#### What you are asked to do
Tally the lines below that contain "heading" and reply with only the tally.

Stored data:
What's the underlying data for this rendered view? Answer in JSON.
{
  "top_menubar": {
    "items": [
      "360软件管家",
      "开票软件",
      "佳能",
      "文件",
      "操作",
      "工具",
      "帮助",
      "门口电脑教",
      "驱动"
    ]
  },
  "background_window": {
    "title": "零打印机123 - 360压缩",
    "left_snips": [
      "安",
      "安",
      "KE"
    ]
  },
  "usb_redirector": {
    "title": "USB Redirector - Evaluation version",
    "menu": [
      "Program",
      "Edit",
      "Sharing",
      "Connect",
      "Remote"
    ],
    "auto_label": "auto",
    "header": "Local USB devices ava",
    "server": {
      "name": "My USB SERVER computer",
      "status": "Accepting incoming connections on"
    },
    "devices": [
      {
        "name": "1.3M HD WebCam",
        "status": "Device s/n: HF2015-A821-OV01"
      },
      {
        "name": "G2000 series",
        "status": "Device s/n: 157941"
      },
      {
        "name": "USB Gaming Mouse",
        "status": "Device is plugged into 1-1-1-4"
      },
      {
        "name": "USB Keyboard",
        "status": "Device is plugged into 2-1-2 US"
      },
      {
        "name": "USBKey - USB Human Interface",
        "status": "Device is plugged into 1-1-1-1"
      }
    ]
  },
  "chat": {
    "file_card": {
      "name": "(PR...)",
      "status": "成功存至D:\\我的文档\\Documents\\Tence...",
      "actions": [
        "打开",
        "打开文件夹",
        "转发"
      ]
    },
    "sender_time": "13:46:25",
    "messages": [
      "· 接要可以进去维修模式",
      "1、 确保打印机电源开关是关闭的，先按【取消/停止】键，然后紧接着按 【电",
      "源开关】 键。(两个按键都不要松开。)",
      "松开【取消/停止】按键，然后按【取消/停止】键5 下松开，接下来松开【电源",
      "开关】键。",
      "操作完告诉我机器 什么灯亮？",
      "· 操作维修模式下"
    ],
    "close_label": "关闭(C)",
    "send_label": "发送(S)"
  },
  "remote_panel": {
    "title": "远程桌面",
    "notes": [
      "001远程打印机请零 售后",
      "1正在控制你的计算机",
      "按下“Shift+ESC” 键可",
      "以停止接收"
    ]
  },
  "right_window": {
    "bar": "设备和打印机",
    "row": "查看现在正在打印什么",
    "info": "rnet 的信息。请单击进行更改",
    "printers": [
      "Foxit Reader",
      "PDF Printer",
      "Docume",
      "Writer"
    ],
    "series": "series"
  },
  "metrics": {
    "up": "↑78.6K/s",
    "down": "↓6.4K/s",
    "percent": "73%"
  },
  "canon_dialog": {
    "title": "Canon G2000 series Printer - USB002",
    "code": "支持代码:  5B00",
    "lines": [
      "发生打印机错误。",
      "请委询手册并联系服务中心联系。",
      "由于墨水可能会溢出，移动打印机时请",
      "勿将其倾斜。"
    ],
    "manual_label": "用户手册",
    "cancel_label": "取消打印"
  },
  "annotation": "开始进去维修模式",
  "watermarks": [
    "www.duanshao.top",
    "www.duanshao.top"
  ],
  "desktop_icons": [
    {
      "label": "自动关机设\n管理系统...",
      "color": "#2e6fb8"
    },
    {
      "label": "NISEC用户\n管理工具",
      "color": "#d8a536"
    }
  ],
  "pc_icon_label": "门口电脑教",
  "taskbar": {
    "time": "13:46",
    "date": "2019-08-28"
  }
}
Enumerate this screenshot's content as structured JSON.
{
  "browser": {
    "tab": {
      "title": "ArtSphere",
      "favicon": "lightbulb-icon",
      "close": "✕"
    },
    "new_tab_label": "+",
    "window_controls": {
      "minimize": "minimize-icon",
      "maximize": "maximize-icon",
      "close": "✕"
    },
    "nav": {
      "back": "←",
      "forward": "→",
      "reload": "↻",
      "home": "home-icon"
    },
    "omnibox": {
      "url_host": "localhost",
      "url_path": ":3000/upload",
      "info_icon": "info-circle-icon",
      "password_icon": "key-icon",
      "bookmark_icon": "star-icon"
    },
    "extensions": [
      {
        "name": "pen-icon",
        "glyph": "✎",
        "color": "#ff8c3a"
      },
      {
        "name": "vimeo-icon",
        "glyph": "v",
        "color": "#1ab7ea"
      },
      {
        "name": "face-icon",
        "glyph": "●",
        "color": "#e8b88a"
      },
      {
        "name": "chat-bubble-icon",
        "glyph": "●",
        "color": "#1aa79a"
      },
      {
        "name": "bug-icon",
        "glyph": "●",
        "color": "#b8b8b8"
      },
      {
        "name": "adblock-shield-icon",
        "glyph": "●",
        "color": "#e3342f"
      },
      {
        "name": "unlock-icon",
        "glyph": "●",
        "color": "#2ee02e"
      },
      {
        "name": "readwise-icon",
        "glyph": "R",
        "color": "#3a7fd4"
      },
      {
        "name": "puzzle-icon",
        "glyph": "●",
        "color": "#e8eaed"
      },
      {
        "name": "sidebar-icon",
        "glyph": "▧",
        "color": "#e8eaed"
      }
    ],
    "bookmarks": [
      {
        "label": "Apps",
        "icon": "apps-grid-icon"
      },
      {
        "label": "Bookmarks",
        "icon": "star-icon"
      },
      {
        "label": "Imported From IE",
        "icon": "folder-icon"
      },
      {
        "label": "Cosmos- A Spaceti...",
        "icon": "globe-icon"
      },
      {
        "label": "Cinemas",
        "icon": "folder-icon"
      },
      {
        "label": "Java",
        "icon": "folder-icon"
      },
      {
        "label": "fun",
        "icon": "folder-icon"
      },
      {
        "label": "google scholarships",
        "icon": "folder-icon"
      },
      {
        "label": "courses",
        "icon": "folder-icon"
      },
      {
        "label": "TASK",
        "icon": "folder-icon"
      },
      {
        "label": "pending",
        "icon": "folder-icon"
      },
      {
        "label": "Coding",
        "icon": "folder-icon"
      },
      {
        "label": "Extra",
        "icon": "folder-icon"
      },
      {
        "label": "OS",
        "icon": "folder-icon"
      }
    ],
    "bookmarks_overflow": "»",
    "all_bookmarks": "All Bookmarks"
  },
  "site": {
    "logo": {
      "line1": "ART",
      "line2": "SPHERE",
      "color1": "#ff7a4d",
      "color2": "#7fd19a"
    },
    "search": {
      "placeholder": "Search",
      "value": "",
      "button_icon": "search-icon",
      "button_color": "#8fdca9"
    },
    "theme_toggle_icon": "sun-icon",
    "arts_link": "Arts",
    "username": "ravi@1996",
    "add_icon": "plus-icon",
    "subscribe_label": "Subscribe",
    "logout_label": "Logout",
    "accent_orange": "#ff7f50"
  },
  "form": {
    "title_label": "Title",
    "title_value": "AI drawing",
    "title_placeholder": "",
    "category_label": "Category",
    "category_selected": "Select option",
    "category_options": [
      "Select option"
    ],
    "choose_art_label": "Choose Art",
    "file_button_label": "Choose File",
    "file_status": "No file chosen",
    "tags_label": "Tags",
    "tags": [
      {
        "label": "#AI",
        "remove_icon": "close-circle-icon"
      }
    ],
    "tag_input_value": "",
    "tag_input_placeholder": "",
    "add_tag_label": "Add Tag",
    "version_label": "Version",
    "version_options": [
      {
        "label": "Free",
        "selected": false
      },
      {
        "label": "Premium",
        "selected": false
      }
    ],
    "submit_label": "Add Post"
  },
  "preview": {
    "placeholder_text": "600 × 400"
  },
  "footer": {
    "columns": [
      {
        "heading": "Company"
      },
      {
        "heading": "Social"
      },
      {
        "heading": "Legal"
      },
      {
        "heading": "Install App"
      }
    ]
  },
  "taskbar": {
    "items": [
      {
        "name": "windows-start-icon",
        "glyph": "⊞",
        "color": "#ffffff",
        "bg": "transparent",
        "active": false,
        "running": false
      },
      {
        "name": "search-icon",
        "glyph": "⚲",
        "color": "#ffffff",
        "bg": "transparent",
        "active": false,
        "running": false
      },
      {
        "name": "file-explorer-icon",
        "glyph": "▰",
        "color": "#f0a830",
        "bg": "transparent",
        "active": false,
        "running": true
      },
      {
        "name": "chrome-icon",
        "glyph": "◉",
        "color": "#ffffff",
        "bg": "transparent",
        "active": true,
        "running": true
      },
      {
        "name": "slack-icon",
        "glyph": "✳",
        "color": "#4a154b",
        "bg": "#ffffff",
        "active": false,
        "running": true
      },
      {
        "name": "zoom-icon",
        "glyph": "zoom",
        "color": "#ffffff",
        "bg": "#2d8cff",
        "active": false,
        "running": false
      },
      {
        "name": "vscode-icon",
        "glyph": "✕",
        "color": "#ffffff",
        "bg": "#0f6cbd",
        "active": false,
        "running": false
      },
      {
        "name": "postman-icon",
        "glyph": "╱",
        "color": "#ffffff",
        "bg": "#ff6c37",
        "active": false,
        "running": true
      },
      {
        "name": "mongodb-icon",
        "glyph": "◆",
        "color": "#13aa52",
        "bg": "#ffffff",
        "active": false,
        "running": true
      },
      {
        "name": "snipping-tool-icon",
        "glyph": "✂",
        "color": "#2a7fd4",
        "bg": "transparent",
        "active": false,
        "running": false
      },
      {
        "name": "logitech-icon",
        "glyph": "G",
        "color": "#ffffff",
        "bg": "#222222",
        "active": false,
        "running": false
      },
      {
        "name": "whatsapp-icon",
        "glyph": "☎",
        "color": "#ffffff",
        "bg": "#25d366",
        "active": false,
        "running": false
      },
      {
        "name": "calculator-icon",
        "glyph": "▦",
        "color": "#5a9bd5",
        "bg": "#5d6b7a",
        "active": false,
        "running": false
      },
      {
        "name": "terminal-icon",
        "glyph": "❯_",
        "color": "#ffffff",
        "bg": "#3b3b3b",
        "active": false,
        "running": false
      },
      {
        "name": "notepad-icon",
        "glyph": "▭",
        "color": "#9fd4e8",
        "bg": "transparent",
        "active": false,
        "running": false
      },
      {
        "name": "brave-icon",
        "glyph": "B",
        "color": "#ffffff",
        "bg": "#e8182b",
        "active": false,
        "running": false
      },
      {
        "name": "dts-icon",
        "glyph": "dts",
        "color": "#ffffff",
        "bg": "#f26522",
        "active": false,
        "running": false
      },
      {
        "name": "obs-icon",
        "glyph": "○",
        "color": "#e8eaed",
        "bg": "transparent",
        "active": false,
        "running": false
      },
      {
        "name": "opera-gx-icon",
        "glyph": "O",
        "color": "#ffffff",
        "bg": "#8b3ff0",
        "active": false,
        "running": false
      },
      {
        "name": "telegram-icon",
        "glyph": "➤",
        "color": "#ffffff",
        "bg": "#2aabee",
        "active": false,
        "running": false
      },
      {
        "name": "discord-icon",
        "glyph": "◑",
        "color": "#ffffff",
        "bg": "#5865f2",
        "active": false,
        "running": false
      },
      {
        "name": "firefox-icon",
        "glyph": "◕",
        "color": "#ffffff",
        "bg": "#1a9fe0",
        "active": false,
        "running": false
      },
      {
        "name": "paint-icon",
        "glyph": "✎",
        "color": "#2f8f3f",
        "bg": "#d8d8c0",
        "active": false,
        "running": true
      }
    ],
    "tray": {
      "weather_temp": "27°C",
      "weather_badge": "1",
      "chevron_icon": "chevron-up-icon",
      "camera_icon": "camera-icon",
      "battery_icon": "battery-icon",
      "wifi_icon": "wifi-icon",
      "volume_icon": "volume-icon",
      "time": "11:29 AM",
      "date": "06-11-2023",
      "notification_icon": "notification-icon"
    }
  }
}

#### Task result
4